ecology

BROTA and Buenos Aires Series "Transmigration Landscapes" Failed Tests

I experimented with a number of different chromatography processes to learn which method would be conceptually and aesthetically strongest for my own practice. Two of the failed tests I did were interesting enough in their own right that I kept them, too, though as is evident they use a different technique that proved less effective at pigment differentiation than the process I used for the main Transmigration Landscapes.

These are, respectively, Failed Test 1 and Failed Test 3.

The Meaning of a Whole Ecosystem

This well-written and devastating feature in The New York Times Magazine, “The Insect Apocalypse is Here,” is worth reading. You might cry, though.

In conversation, sometimes, a student will wish mosquitoes away. I tell them that mosquitoes are an important part of the food chain for a number of species, and that while I, too, would like to be mosquito-free, we must understand that we are one small part of a whole. We may soon manage to become the whole, though, through chipping and choking everything else out. This article is about the decline of all insects and the overall functional extinction of many species - and our often unnoticed acclimation to it all.

Yellowstone Bison Culling

A great op-ed, "The Bison Roundup the Government Wants to Hide," was just published in The New York Times about the politically motivated annual bison cull that takes place in Yellowstone National Park at the taxpayer's expense.  I'm all for the suggestions of the author, Christopher Ketcham, with the clarification that I'd like any seasonal hunting to be restricted to that which encourages an ecological balance as opposed to one based on farm/ranch priorities, fear, or the desire for trophies.

Climate Science in the Public Eye

I was sick recently, so I had the time to watch the television series Newsroom.  One clip really stuck with me:

Now given that this is from a fictional television series, viewers could be forgiven for thinking it an exaggeration.  But the facts check out, though sadly a few are outdated and have increased negatively in the meantime.

What really interests me apart from the immediate content is that the whole reason it's funny (admittedly in a macabre sense) is because most scientists are a little less depressingly stark about our situation.  Why is that?

It turns out that a recent paper "Duality in Climate Science" published in Nature Geoscience takes scientists and the media to task for underselling our ecological position due to fear of politically and professionally calamitous ramifications.  The paper summary reads:

Delivery of palatable 2 °C mitigation scenarios depends on speculative negative emissions or changing the past. Scientists must make their assumptions transparent and defensible, however politically uncomfortable the conclusions.  

What that's saying is that unless we can time travel backwards or develop technology in the future that we don't know exists yet, we're screwed.  Here's another not-at-all-comforting review of this and other papers saying in part, "The latest installment of depressing news is the delightful prediction that dozens of American cities are at risk of drowning before the century is out, turning places like New Orleans and Miami into the lost kingdom of Atlantis."

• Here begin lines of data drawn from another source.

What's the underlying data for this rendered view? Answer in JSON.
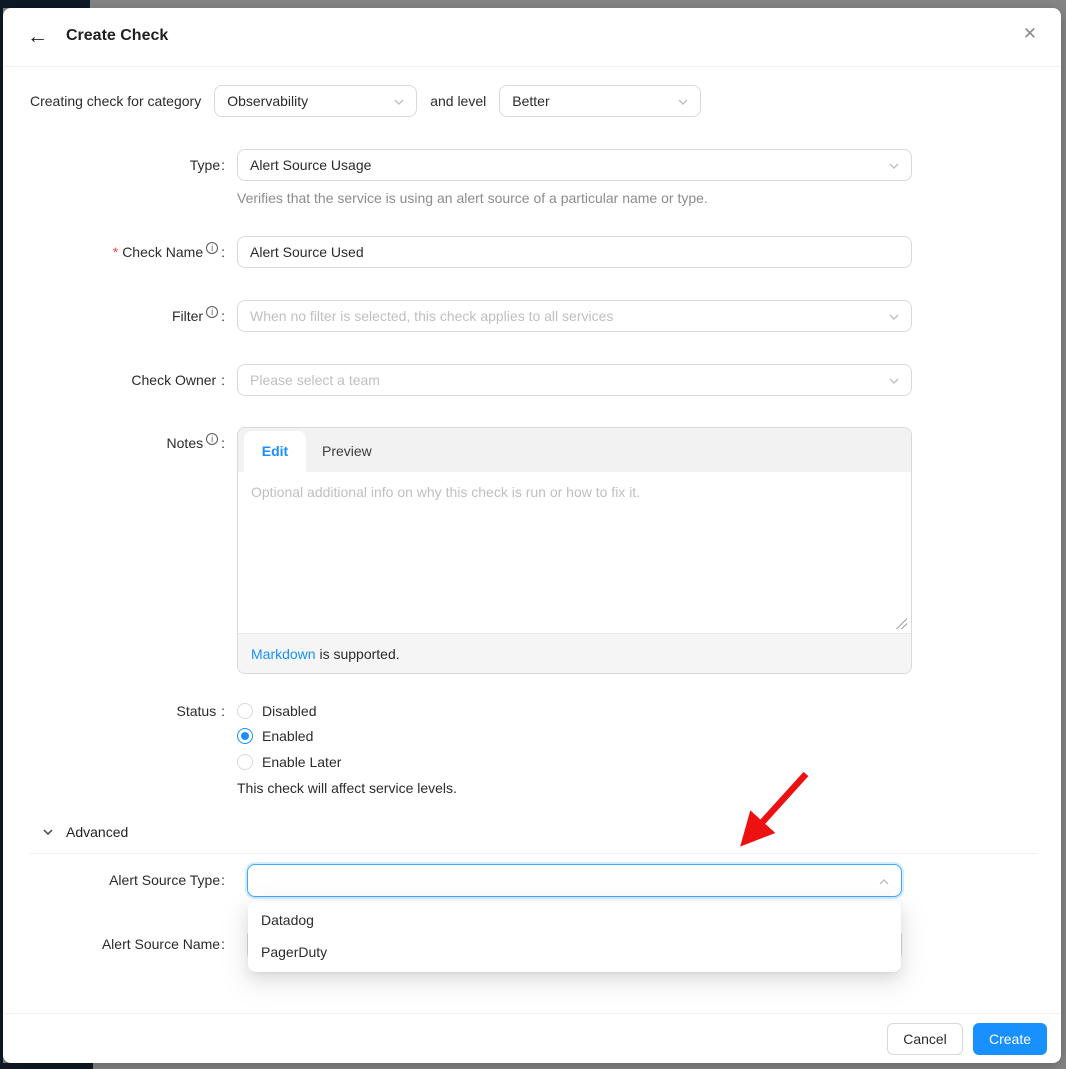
{
  "colors": {
    "accent": "#1890ff",
    "focus_border": "#40a9ff",
    "required": "#ff4d4f",
    "annotation_arrow": "#ee1111",
    "field_border": "#d9d9d9",
    "backdrop_dark": "#0e1a26",
    "backdrop_gray": "#868686"
  },
  "header": {
    "back_icon": "←",
    "title": "Create Check",
    "close_icon": "✕"
  },
  "category_row": {
    "prefix": "Creating check for category",
    "category_value": "Observability",
    "middle": "and level",
    "level_value": "Better"
  },
  "form": {
    "required_marker": "*",
    "info_icon": "i",
    "colon": ":",
    "type": {
      "label": "Type",
      "value": "Alert Source Usage",
      "help": "Verifies that the service is using an alert source of a particular name or type."
    },
    "check_name": {
      "label": "Check Name",
      "value": "Alert Source Used"
    },
    "filter": {
      "label": "Filter",
      "placeholder": "When no filter is selected, this check applies to all services"
    },
    "check_owner": {
      "label": "Check Owner",
      "placeholder": "Please select a team"
    },
    "notes": {
      "label": "Notes",
      "tabs": [
        {
          "label": "Edit"
        },
        {
          "label": "Preview"
        }
      ],
      "placeholder": "Optional additional info on why this check is run or how to fix it.",
      "footer_link": "Markdown",
      "footer_rest": " is supported."
    },
    "status": {
      "label": "Status",
      "options": [
        {
          "label": "Disabled",
          "selected": false
        },
        {
          "label": "Enabled",
          "selected": true
        },
        {
          "label": "Enable Later",
          "selected": false
        }
      ],
      "note": "This check will affect service levels."
    },
    "advanced": {
      "label": "Advanced"
    },
    "alert_source_type": {
      "label": "Alert Source Type",
      "value": "",
      "options": [
        {
          "label": "Datadog"
        },
        {
          "label": "PagerDuty"
        }
      ]
    },
    "alert_source_name": {
      "label": "Alert Source Name"
    }
  },
  "footer": {
    "cancel_label": "Cancel",
    "create_label": "Create"
  }
}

Carl Safina’s Beyond Words Is on My Reading List

I've recently placed an interlibrary loan request for Beyond Words: What Animals Think and Feel by Dr. Carl Safina based on both the Jezebel interview and the New York Times review; I've always felt that while there may well be alien life in outer space, there's certainly alien life here.